JIM CREES: Thanksgiving: a time to give thanks

“The Pilgrims made seven times more graves than huts. No Americans have been more impoverished than these who, nevertheless, set aside a day of thanksgiving”. ~ H.U. Westermayer 

We have a lot to be thankful for as we head into the Thanksgiving Day holiday.

Some may not necessarily think so. For some folks, it may be a bit difficult to give thanks when things are still pretty rough economically speaking in this part of the country.

But giving thanks isn’t directly contingent on economic stability.

I remember ...

When I was a nine-year old kid, my dad was diagnosed with tuberculosis. He went into the hospital the same day.

Dad was sent to Herman Kiefer Sanitarium. One minute he was at home. The next minute he was quarantined in a hospital quite a way away from our homestead on the east side of Detroit.

My mom didn’t drive, and she didn’t work. We got very poor, very fast. It was tough, and even as a eight-year old kid I understood that things were tough.

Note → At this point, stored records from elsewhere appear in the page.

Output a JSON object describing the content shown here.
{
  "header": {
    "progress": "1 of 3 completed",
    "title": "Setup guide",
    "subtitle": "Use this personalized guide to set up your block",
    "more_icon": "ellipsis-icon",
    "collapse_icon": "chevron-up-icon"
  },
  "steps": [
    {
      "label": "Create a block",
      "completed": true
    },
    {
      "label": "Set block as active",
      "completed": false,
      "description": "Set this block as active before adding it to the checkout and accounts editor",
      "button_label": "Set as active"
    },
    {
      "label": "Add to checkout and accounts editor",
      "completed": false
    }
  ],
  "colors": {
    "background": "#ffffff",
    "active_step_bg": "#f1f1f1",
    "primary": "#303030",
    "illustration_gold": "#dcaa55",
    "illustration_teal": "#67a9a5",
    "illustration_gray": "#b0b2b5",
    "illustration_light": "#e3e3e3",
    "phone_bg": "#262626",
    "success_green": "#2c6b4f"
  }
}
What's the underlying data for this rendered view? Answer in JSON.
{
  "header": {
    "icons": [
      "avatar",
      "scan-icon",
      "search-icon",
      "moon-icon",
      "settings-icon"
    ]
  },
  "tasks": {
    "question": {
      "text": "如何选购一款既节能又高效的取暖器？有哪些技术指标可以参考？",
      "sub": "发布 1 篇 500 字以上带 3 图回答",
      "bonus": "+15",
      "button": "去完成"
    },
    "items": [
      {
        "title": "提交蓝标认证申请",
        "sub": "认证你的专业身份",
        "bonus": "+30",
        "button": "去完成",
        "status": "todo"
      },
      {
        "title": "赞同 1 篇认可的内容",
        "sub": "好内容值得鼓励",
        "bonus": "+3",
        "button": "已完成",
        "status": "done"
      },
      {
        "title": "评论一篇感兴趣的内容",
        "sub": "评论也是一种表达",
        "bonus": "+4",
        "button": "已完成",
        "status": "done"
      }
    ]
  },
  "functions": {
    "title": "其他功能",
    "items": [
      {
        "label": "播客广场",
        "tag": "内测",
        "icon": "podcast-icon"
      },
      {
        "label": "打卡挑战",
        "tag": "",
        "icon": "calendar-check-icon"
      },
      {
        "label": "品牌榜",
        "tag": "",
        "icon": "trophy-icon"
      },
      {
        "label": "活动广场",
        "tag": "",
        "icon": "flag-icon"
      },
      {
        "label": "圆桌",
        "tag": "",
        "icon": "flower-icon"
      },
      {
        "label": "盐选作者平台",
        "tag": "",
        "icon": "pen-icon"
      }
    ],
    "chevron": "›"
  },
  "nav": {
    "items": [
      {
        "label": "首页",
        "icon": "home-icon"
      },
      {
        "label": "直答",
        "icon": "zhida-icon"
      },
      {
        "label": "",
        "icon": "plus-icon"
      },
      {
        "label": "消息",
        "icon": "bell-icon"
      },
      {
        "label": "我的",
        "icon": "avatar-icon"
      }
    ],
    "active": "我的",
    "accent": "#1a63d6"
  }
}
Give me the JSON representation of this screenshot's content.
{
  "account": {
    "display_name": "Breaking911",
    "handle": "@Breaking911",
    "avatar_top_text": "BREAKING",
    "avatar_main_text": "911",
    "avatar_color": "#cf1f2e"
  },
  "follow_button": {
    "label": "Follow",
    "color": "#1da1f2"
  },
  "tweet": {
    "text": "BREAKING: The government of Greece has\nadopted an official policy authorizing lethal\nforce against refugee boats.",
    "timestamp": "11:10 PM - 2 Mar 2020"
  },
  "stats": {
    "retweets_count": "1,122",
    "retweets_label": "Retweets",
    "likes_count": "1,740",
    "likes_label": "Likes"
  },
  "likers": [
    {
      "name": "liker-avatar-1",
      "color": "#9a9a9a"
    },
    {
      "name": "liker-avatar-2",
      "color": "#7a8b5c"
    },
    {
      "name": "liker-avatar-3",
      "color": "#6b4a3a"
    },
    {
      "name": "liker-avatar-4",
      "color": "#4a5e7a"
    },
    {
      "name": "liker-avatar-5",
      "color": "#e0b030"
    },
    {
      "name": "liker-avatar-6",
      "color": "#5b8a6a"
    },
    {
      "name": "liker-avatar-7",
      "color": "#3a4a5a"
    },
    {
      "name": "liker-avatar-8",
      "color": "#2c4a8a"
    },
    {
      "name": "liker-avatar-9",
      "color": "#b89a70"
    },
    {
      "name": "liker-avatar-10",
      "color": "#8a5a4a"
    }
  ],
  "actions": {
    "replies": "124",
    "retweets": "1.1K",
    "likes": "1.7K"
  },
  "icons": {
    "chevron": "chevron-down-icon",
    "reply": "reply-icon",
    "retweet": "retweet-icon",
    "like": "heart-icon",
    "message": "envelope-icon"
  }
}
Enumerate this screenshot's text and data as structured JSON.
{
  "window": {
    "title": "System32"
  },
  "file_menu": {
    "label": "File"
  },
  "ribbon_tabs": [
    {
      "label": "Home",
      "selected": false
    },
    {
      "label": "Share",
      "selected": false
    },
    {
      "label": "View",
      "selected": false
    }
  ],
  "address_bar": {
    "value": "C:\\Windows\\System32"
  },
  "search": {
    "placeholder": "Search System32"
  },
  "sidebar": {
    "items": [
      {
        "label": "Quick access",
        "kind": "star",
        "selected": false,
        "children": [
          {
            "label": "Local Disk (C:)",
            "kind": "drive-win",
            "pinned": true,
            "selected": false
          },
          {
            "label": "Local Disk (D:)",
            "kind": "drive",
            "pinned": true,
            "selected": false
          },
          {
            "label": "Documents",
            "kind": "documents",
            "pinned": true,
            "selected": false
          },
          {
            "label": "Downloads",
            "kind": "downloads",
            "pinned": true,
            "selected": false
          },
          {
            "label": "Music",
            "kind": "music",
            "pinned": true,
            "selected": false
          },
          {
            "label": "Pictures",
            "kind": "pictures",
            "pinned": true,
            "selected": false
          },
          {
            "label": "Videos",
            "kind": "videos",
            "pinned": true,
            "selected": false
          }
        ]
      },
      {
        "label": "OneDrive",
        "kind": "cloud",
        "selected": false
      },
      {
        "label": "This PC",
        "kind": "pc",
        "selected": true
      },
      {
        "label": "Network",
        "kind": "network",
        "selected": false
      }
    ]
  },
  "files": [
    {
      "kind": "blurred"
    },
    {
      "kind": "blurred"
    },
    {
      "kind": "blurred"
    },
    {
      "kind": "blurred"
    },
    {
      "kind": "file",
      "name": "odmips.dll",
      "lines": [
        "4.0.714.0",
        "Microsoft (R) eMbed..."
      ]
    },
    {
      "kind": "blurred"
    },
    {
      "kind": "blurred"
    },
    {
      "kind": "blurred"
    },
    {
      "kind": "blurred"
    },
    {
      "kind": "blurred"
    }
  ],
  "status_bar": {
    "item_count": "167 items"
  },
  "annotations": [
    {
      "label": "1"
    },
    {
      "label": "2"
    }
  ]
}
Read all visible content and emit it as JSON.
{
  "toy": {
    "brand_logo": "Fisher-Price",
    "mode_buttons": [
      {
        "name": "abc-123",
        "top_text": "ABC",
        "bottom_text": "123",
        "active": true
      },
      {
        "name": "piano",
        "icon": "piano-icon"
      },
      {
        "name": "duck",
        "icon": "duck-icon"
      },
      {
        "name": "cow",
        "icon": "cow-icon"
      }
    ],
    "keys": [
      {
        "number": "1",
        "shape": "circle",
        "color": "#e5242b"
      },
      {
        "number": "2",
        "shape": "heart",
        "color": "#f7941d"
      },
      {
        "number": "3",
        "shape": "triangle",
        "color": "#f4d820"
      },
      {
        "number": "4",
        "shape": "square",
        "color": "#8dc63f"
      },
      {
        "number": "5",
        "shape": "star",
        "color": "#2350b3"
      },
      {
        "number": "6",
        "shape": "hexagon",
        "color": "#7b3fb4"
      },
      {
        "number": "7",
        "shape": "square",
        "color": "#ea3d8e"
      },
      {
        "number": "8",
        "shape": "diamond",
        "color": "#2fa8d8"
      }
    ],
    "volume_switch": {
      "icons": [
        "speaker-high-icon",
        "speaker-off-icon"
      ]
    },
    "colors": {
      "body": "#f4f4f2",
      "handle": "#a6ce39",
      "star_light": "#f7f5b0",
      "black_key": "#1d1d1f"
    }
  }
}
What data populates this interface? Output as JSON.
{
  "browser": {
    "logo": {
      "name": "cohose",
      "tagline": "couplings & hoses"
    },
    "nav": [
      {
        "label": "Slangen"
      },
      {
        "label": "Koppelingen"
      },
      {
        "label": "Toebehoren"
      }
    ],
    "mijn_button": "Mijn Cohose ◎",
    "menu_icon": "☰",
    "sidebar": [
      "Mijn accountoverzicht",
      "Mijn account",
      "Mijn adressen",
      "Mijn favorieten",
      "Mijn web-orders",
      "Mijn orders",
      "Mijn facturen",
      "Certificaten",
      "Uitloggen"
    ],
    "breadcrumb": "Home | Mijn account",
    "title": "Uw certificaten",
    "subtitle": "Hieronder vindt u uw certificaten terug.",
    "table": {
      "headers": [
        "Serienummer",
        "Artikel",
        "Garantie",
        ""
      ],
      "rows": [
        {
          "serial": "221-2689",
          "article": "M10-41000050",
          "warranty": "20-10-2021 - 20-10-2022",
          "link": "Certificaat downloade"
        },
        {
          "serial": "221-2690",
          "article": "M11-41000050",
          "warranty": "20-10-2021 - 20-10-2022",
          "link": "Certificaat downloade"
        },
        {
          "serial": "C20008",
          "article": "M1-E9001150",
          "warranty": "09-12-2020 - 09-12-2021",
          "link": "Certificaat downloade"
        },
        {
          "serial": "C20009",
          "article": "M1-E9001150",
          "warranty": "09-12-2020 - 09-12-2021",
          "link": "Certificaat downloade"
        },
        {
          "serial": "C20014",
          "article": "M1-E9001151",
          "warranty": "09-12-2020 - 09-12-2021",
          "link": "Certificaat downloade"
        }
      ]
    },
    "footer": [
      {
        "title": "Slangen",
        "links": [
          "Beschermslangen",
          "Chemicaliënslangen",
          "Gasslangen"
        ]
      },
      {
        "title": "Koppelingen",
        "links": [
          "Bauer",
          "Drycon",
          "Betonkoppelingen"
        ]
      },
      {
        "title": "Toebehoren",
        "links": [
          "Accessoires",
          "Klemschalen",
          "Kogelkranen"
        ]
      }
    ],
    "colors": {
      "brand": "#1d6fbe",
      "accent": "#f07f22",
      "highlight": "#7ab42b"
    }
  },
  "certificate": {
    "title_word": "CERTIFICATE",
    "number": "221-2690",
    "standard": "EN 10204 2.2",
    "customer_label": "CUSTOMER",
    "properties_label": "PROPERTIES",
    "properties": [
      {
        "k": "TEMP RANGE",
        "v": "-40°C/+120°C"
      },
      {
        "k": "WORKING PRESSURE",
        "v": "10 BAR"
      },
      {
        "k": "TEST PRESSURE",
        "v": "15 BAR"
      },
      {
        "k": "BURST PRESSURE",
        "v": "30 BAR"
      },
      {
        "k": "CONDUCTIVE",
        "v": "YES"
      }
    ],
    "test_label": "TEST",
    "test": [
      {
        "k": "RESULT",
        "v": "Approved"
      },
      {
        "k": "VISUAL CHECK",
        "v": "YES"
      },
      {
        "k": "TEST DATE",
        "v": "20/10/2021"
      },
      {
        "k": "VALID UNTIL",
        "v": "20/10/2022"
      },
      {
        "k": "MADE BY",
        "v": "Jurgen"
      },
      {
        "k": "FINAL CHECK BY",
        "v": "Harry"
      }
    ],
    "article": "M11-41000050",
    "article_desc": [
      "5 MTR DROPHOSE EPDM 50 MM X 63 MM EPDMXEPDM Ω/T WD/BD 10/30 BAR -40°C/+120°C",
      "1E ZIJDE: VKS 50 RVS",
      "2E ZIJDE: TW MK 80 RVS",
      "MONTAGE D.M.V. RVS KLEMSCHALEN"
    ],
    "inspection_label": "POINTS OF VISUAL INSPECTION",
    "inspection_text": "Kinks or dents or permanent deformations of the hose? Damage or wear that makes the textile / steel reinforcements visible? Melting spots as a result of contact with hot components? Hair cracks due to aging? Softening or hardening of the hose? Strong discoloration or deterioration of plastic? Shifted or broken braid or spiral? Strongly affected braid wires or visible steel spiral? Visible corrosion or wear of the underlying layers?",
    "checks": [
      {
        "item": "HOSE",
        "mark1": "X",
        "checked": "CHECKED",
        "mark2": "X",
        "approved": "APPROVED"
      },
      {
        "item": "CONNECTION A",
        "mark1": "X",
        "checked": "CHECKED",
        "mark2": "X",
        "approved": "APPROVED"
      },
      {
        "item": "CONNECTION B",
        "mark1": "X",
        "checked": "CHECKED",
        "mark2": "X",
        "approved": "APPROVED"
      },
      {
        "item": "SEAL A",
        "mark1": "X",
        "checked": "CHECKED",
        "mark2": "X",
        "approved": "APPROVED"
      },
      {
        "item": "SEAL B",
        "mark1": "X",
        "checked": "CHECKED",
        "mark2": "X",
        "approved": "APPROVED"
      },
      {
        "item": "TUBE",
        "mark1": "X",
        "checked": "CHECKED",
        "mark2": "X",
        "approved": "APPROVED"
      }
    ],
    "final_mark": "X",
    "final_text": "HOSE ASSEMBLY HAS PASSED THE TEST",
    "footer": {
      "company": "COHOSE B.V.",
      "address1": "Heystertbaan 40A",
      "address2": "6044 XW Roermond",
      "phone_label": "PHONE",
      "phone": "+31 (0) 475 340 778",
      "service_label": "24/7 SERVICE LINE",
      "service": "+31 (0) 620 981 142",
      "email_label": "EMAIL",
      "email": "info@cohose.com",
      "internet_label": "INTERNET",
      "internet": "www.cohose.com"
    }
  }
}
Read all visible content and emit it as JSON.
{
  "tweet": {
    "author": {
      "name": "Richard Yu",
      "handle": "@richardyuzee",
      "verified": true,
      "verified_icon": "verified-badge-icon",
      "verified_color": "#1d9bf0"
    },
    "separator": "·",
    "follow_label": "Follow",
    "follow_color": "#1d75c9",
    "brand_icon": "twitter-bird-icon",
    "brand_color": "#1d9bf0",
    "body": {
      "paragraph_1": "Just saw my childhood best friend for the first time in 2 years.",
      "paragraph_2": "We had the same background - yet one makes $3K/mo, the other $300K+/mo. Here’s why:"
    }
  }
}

The government assistance programs were much different than they are now. We didn’t get food stamps per se, we got chits for specific food items, and we got government surplus food.

Every month we went to the “poor store” where my mom picked up a gallon can of peanut butter, a huge elongated can of Spam, an absolutely monstrous sized chunk of American processed cheese, a huge can of white northern beans, and a giant box of powdered milk. We also got a chit to use at the Wonder Bread day-old bread store.

Then too, we got a lot of help from folks at our church - Knox Presbyterian in Detroit.

There were some good people there. Very good people. Kind and compassionate.

Friends of my folks joined together to teach my mom how to drive. (She got the theory down pretty quickly, but she never, EVER was a good driver!)

It was only when she got her license that we were able to pile into the car and visit my dad at the hospital. I think we went six weeks or so before we saw him after he was sent to the sanitarium.

We literally got to “see” him.

We couldn’t visit with him and we couldn’t touch, hug, or kiss him.

We would sit on the lawn outside his building and yell stuff back and forth as he sat in the window four stories up. (He later was moved to a third-story room and we thought that was wonderful.)

On my ninth birthday, my dad had a nurse toss my birthday present to me from his window. (He couldn’t pass anything to me directly. It was book about a kid and his dog.

I was nine. The book was about a first grade reading level. It didn’t matter. It was the best present I think I’d ever received. I kept that book for years, and years, and years.

Winter was a real problem. My mom was terrified to drive in winter. Even if we did make the haul over to the hospital, we couldn’t stand outside too long. It was simply too cold. So, we went long periods without really seeing my dad at all.

We could barely talk to him. This wasn’t the day and age of cellphones for all.

At home, we had Spam almost every meal. To this day, I find it hard to eat Spam or processed cheese.

Worse was the powdered milk. I’m sure it was healthy, but it didn’t taste healthy. It tasted like liquefied cardboard.

And then there were the holidays.

Folks from church brought food baskets at Thanksgiving and Christmas, and a bundle of presents for all of us at Christmas.

For whatever nine-year old reason, that really made me mad.

I didn’t want them feeling sorry for us. I didn’t want their charity.

Mostly, I didn’t want to be poor.

In the middle of a Detroit winter, our furnace literally blew up. There was no house fire, but we ended up with no heat.

The church community paid for the repair.

I remember it was summertime when we got the word my dad would be coming home.

My older brother got so excited he did a backflip off the sofa. He hit his head on the radiator and had to be taken to the hospital for stitches.

After dad came home, it wasn’t long before he went back to work. Things got back to normal pretty quickly, and pretty quickly I was taking all the good we had in our lives for granted once again.

But there was always a reminder of when things were tough.

While my dad was in the hospital, he used to pass the time by making all sort of things out of popsicle sticks - lamps, purses, jewelry boxes ...all kinds of things.

For himself, he crafted a plaque about ten inches long and five inches high. It hung above his bed all the time he was in Herman Kiefer. Using a Zippo lighter and a safety pin, he had carefully burned his own Thanksgiving theme into the plaque.

It read:

“Seek ye first the kingdom of God, and your burden will be light.”

I still have that plaque at home.

Happy Thanksgiving ...even when things get tough and your burden seems so, so heavy. Happy

Thanksgiving.